[Exercise data]

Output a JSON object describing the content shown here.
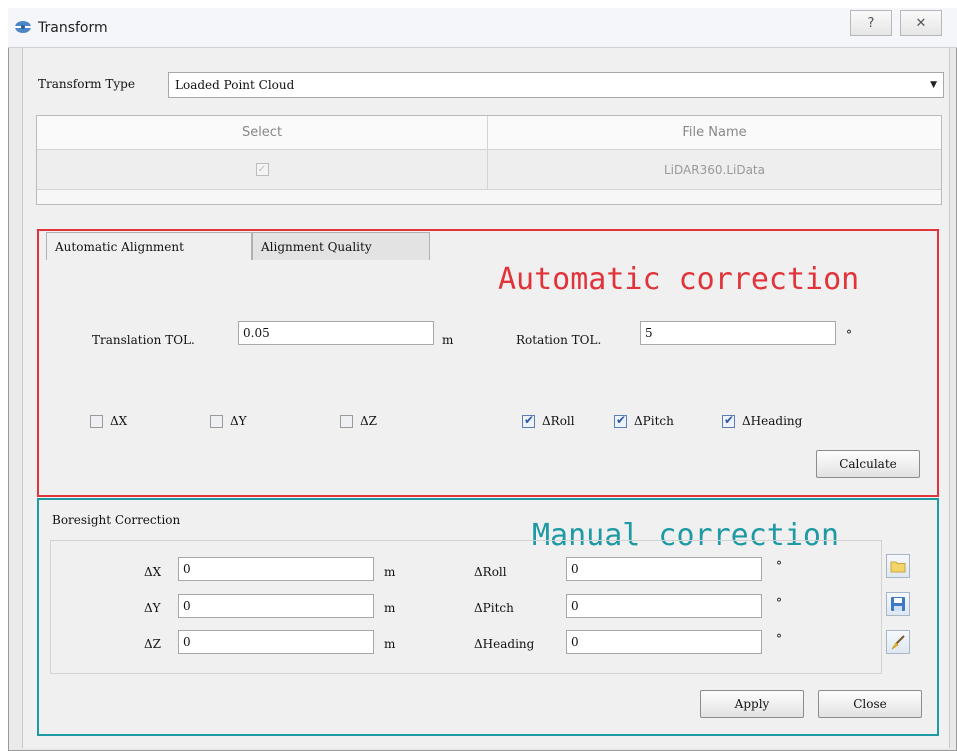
{
  "window": {
    "title": "Transform",
    "help_label": "?",
    "close_label": "✕"
  },
  "transform_type": {
    "label": "Transform Type",
    "value": "Loaded Point Cloud"
  },
  "file_table": {
    "headers": [
      "Select",
      "File Name"
    ],
    "rows": [
      {
        "selected": true,
        "file_name": "LiDAR360.LiData"
      }
    ]
  },
  "tabs": [
    {
      "label": "Automatic Alignment",
      "active": true
    },
    {
      "label": "Alignment Quality",
      "active": false
    }
  ],
  "annotations": {
    "automatic": "Automatic correction",
    "manual": "Manual correction"
  },
  "auto_alignment": {
    "translation": {
      "label": "Translation TOL.",
      "value": "0.05",
      "unit": "m"
    },
    "rotation": {
      "label": "Rotation TOL.",
      "value": "5",
      "unit": "°"
    },
    "checks": [
      {
        "label": "ΔX",
        "checked": false
      },
      {
        "label": "ΔY",
        "checked": false
      },
      {
        "label": "ΔZ",
        "checked": false
      },
      {
        "label": "ΔRoll",
        "checked": true
      },
      {
        "label": "ΔPitch",
        "checked": true
      },
      {
        "label": "ΔHeading",
        "checked": true
      }
    ],
    "calculate_label": "Calculate"
  },
  "boresight": {
    "title": "Boresight Correction",
    "fields": [
      {
        "label": "ΔX",
        "value": "0",
        "unit": "m"
      },
      {
        "label": "ΔY",
        "value": "0",
        "unit": "m"
      },
      {
        "label": "ΔZ",
        "value": "0",
        "unit": "m"
      },
      {
        "label": "ΔRoll",
        "value": "0",
        "unit": "°"
      },
      {
        "label": "ΔPitch",
        "value": "0",
        "unit": "°"
      },
      {
        "label": "ΔHeading",
        "value": "0",
        "unit": "°"
      }
    ],
    "icons": [
      "folder-icon",
      "save-icon",
      "clear-icon"
    ]
  },
  "buttons": {
    "apply": "Apply",
    "close": "Close"
  },
  "colors": {
    "auto_box": "#e0343a",
    "manual_box": "#1d9aa4"
  }
}
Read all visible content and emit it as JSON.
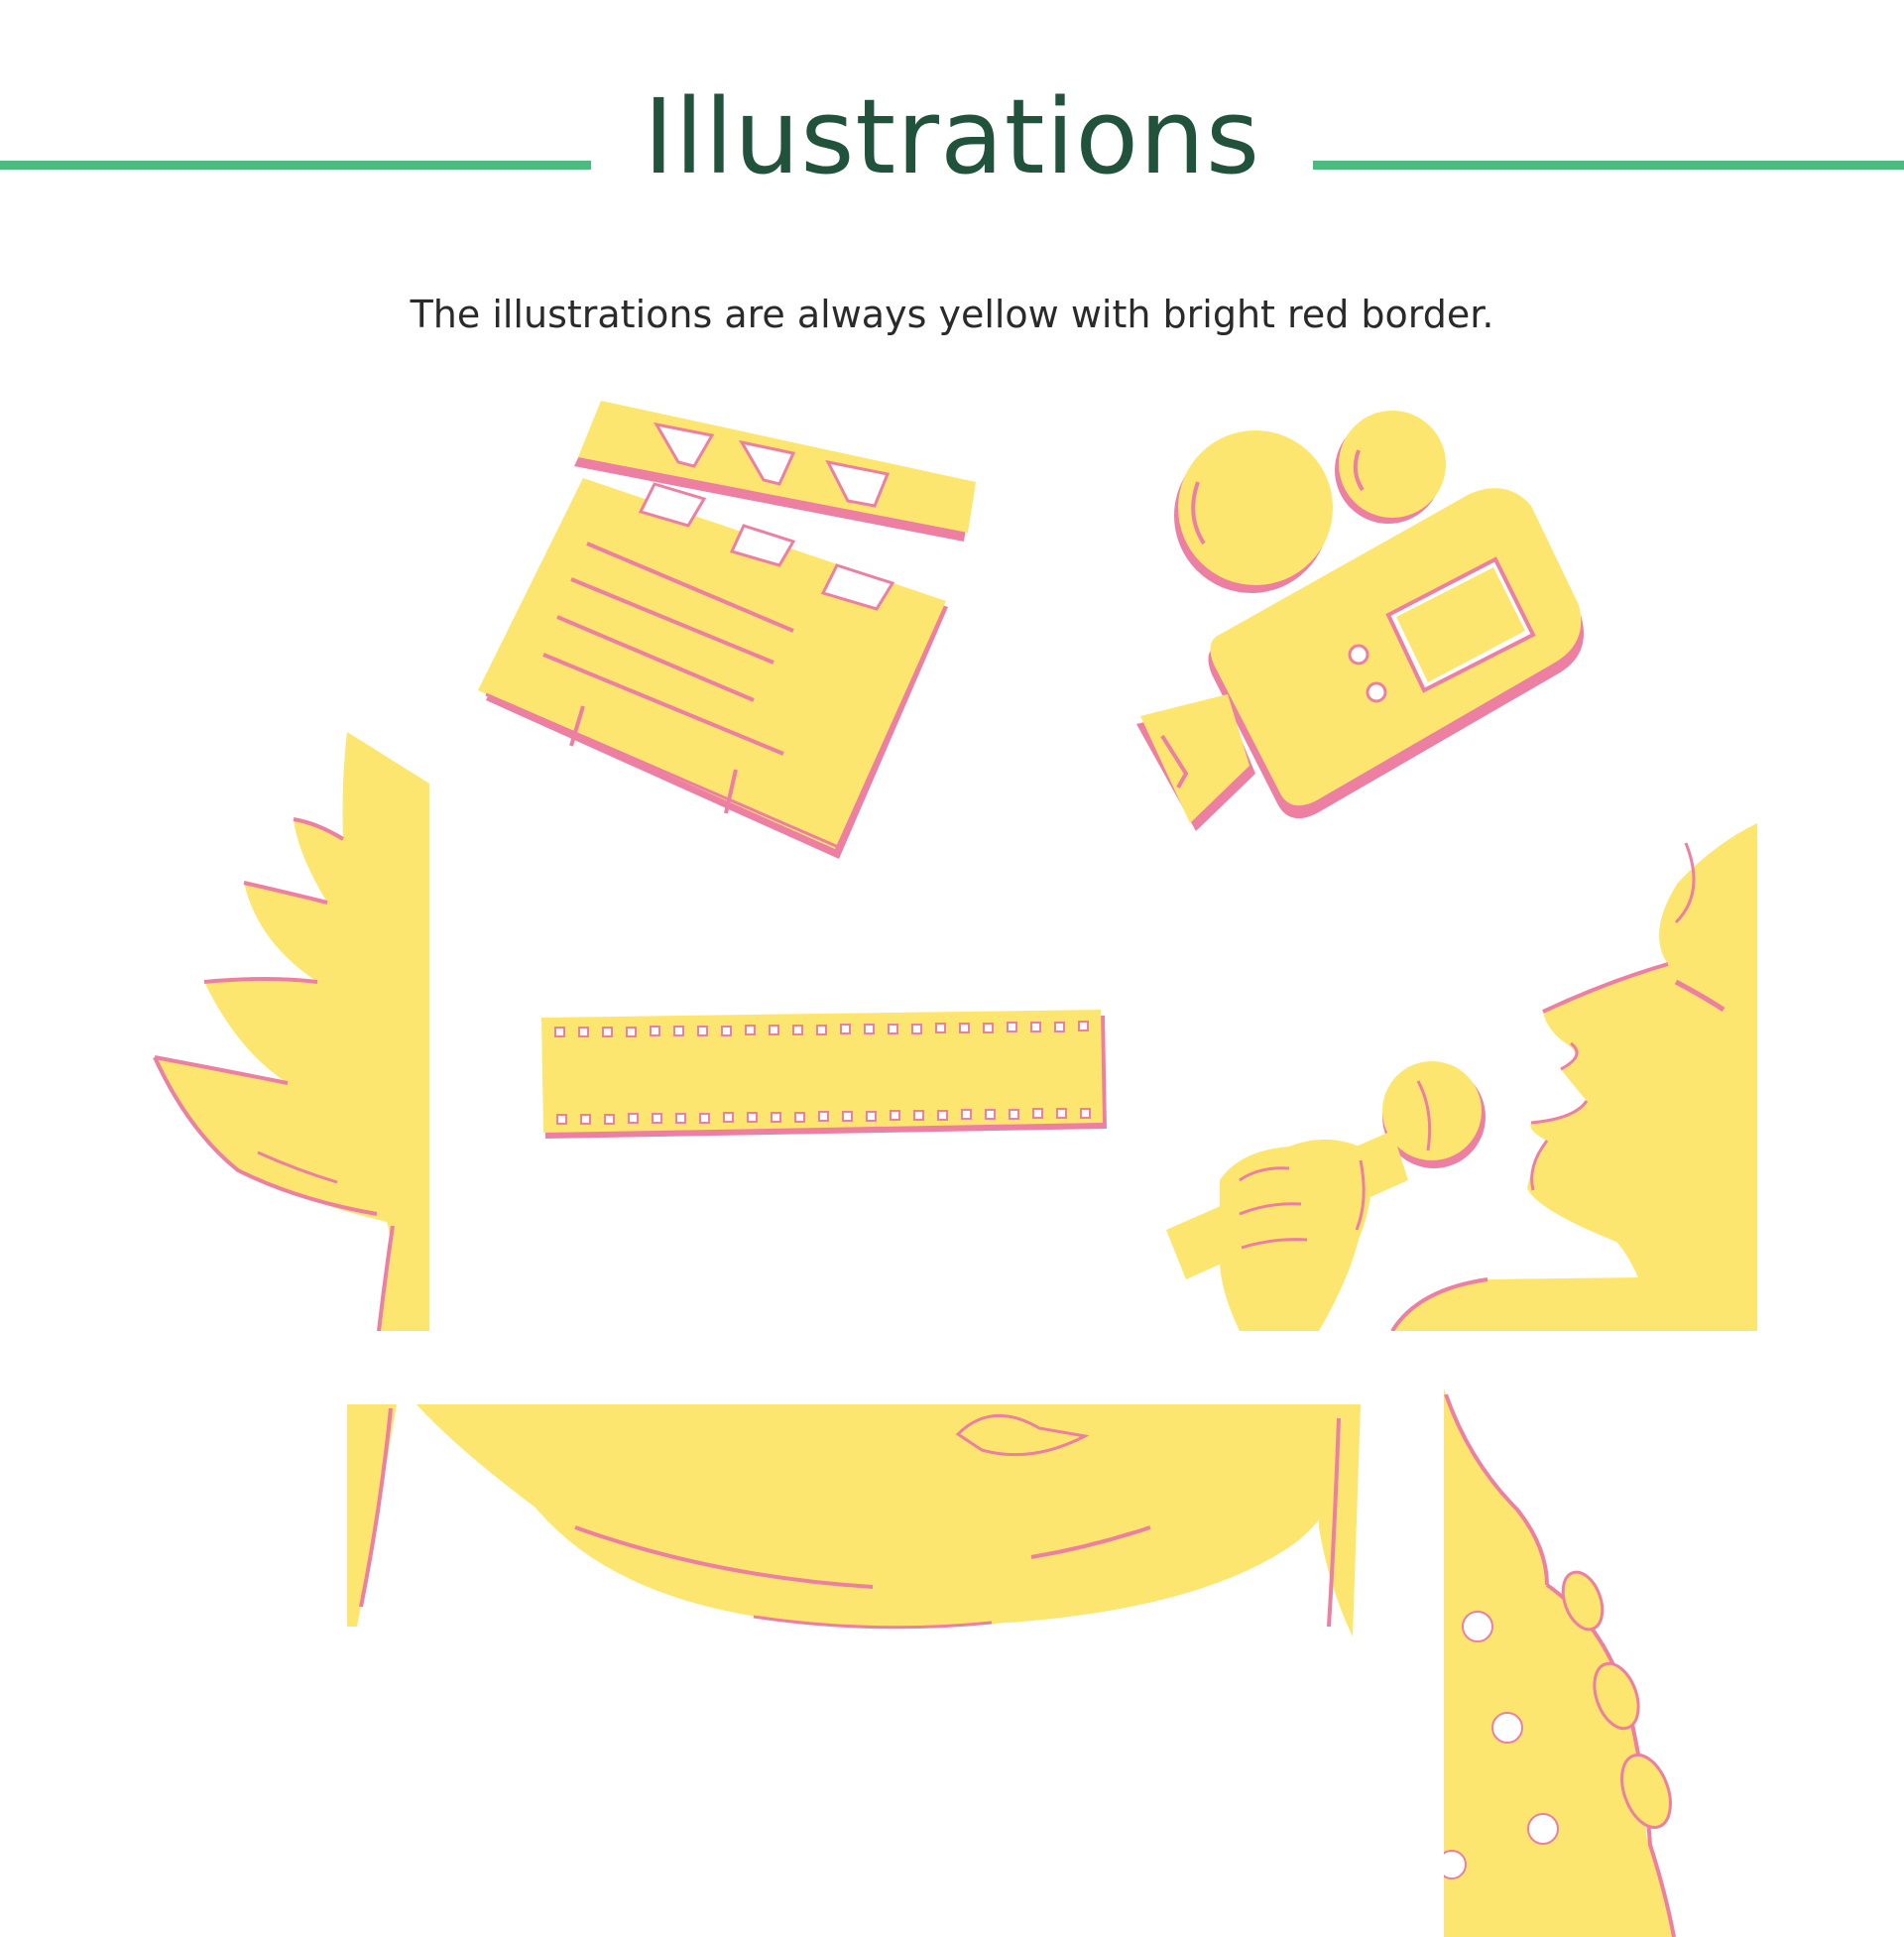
{
  "section": {
    "title": "Illustrations",
    "description": "The illustrations are always yellow with bright red border."
  },
  "colors": {
    "rule": "#4dbb7f",
    "title": "#21533c",
    "fill": "#fde66f",
    "border": "#ec7fa2",
    "text": "#2a2a2a"
  },
  "illustrations": [
    {
      "name": "clapperboard-illustration"
    },
    {
      "name": "film-camera-illustration"
    },
    {
      "name": "film-strip-illustration"
    },
    {
      "name": "palm-leaves-illustration"
    },
    {
      "name": "singer-with-microphone-illustration"
    },
    {
      "name": "stage-curtain-illustration"
    },
    {
      "name": "guitar-headstock-illustration"
    }
  ]
}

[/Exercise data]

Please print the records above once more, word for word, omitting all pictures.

Output a JSON object describing the content shown here.
{
  "window": {
    "title": "Transform",
    "help_label": "?",
    "close_label": "✕"
  },
  "transform_type": {
    "label": "Transform Type",
    "value": "Loaded Point Cloud"
  },
  "file_table": {
    "headers": [
      "Select",
      "File Name"
    ],
    "rows": [
      {
        "selected": true,
        "file_name": "LiDAR360.LiData"
      }
    ]
  },
  "tabs": [
    {
      "label": "Automatic Alignment",
      "active": true
    },
    {
      "label": "Alignment Quality",
      "active": false
    }
  ],
  "annotations": {
    "automatic": "Automatic correction",
    "manual": "Manual correction"
  },
  "auto_alignment": {
    "translation": {
      "label": "Translation TOL.",
      "value": "0.05",
      "unit": "m"
    },
    "rotation": {
      "label": "Rotation TOL.",
      "value": "5",
      "unit": "°"
    },
    "checks": [
      {
        "label": "ΔX",
        "checked": false
      },
      {
        "label": "ΔY",
        "checked": false
      },
      {
        "label": "ΔZ",
        "checked": false
      },
      {
        "label": "ΔRoll",
        "checked": true
      },
      {
        "label": "ΔPitch",
        "checked": true
      },
      {
        "label": "ΔHeading",
        "checked": true
      }
    ],
    "calculate_label": "Calculate"
  },
  "boresight": {
    "title": "Boresight Correction",
    "fields": [
      {
        "label": "ΔX",
        "value": "0",
        "unit": "m"
      },
      {
        "label": "ΔY",
        "value": "0",
        "unit": "m"
      },
      {
        "label": "ΔZ",
        "value": "0",
        "unit": "m"
      },
      {
        "label": "ΔRoll",
        "value": "0",
        "unit": "°"
      },
      {
        "label": "ΔPitch",
        "value": "0",
        "unit": "°"
      },
      {
        "label": "ΔHeading",
        "value": "0",
        "unit": "°"
      }
    ],
    "icons": [
      "folder-icon",
      "save-icon",
      "clear-icon"
    ]
  },
  "buttons": {
    "apply": "Apply",
    "close": "Close"
  },
  "colors": {
    "auto_box": "#e0343a",
    "manual_box": "#1d9aa4"
  }
}
Read all visible content and emit it as JSON.
{
  "section": {
    "title": "Illustrations",
    "description": "The illustrations are always yellow with bright red border."
  },
  "colors": {
    "rule": "#4dbb7f",
    "title": "#21533c",
    "fill": "#fde66f",
    "border": "#ec7fa2",
    "text": "#2a2a2a"
  },
  "illustrations": [
    {
      "name": "clapperboard-illustration"
    },
    {
      "name": "film-camera-illustration"
    },
    {
      "name": "film-strip-illustration"
    },
    {
      "name": "palm-leaves-illustration"
    },
    {
      "name": "singer-with-microphone-illustration"
    },
    {
      "name": "stage-curtain-illustration"
    },
    {
      "name": "guitar-headstock-illustration"
    }
  ]
}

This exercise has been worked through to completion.